About 50 growers supply Pure Oil with rapeseed - known for its distinctive bright yellow flower in spring - with both yields and growing areas increasing. While South Canterbury was the main growing area, supply also came from Southland, Hawkes Bay and Manawatu. A notable exception was the prime arable region of Mid-Canterbury, where the crop was not grown to avoid pollination cross-contamination with high value hybrid brassica seed crops.
Big overseas export growers are Canada and Australia, with the term canola a contraction of Canada and ola, for "oil low acid".
"The quality of our seed, which comes through in our oil along with the cold pressing process we use, provides the ability to grow a high-grade product," said Murney. Unlike bulk commodity overseas production, Pure Oil's cold pressing process uses no chemicals (solvents) or added heat during the oil extraction process. It is also unrefined, preserving its natural colour and taste, unlike many overseas oils which are bleached and deodorised. These added processes eliminate most of the health-giving properties of the oil, which is high in omega3 and vitamin E and has half the saturated fat of olive oil.

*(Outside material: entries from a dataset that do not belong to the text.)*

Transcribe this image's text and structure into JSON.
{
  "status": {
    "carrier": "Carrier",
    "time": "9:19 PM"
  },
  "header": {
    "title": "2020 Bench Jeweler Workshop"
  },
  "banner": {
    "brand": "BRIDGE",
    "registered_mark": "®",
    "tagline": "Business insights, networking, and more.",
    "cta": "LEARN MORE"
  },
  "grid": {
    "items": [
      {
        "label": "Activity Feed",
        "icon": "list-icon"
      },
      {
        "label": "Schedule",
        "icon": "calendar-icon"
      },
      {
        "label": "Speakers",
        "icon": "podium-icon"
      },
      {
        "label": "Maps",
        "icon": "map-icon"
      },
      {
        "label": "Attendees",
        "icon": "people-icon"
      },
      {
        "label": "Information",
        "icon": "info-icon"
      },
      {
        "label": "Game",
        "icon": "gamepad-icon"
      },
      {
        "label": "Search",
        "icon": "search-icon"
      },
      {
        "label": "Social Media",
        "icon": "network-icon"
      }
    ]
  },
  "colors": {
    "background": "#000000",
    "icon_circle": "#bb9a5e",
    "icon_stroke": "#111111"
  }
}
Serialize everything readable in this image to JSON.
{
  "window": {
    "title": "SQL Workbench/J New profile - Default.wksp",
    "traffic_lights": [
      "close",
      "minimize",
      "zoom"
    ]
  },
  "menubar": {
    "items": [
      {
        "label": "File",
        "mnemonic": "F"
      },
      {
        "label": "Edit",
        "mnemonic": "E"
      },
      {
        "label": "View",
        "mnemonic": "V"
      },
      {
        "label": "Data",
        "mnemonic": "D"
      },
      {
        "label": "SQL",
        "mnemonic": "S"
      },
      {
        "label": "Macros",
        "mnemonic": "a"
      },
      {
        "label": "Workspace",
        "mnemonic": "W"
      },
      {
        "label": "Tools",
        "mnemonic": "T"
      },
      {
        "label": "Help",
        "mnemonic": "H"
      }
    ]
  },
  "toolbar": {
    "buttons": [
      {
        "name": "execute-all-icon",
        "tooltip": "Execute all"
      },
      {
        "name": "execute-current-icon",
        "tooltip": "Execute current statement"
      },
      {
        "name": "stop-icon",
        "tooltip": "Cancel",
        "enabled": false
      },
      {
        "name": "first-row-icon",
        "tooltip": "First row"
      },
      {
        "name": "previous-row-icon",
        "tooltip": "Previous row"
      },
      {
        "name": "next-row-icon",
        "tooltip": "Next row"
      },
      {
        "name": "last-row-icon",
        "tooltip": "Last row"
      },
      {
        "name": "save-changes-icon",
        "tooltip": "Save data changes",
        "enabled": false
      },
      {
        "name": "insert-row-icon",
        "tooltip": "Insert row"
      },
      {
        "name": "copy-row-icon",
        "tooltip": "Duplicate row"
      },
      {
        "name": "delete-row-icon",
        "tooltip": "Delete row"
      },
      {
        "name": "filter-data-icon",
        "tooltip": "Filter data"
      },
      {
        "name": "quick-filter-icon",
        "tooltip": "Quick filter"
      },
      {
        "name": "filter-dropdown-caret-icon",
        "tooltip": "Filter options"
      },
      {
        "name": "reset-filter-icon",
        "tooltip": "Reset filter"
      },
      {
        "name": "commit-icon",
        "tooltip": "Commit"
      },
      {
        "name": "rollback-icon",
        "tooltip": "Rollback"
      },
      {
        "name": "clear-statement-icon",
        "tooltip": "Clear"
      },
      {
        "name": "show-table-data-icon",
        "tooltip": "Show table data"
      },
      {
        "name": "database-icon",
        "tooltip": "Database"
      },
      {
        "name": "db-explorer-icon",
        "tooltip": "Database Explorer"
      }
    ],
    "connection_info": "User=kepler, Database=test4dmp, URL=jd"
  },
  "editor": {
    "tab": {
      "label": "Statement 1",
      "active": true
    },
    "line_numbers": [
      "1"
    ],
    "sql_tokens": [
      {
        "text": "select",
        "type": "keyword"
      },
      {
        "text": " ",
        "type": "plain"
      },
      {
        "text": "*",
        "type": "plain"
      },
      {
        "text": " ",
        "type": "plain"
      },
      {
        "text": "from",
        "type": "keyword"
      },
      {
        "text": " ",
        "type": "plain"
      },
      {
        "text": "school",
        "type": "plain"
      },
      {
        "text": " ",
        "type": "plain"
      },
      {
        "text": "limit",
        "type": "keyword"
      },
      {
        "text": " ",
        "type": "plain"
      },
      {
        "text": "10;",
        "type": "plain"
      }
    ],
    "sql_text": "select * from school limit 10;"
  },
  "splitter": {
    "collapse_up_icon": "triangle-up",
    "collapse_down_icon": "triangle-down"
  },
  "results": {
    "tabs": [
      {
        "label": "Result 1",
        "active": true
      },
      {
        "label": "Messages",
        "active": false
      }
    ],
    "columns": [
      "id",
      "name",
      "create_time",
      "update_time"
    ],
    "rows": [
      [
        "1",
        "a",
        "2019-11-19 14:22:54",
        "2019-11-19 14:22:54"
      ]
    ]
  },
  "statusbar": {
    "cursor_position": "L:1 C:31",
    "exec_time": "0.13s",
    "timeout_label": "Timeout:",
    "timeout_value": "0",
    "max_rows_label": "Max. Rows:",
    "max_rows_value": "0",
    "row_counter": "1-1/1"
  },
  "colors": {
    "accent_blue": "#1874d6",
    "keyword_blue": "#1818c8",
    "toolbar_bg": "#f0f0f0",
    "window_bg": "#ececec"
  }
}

As rapeseed oil has a high smoke point, it is ideal for deep frying.
As well as producing a high grade unrefined rapeseed oil in commercial size volumes, Pure Oil was also developing branded products. It has already launched an omega-3 rich equine oil, called Leg Up. A combination of rapeseed and fish oil, Leg Up is a supplementary feed for horses containing essential fats and vitamins for a balanced diet. Ezi Cover crop oil is for use in the arable sector, enabling agrichemicals to better adhere to plants for a more effective spraying application. A high-protein meal by-product of the process, once the oil is extracted, was processed into a supplementary feed for pigs, poultry and dairy cows.
As well as its standard oil, Pure Oil also contracted a high-oleic variety for the first time last season which has a different fatty acid profile. This was exported to be used as an ingredient and deep-frying cooking oil. "It's a bit specialised and niche which suits our business," Murney said.
North Otago arable farmer Chris Dennison grows 80ha of oilseed rape for Pure Oil each year and said agronomy support from the company had lifted yields. In January, he claimed a world record yield for his oilseed rape crop of 6.31t/ha, heading off the mark of 6.14t set by an English farmer. The record has since been surpassed by two British growers.
Yields had improved with better techniques and timing. "For us, sowing earlier in autumn when the days are warmer has resulted in better establishment and plant survival."
His 400ha arable farm north of Oamaru grows mainly wheat, barley and ryegrass seed and oilseed rape, as well as winter grazing dairy cows.
Oilseed rape was a good break crop. "In terms of profitability it is only average, but it breaks the cereal rotation and alternatives such as peas and linseed are more limited than they used to be. As I don't grow any other specialist brassica seeds there are no issues with isolation and seed contamination.
"Because it is an autumn sown crop, it takes the pressure off spring operations and also makes it reasonably drought-tolerant, even though we have irrigation. It is also harvested in January, whereas cereals are not harvested until February. So it spreads the workload at sowing and harvest and Pure Oil take the crop immediately, which frees up silo space. So it's not just about the profitability of each crop, it is how it fits in with the cropping rotation," said Dennison. Contract prices were set before the crop was sown and linked to global commodity markets.
Federated Farmers arable vice-chairman, seeds, Colin Hurst said Pure Oil was a great initiative as the food market presented more opportunities for the rapeseed oil industry than the previous biofuels venture. Growing oilseed rape requires a significant commitment because the seeds can stay in the ground and stop farmers growing any other brassica for as long as 10 years.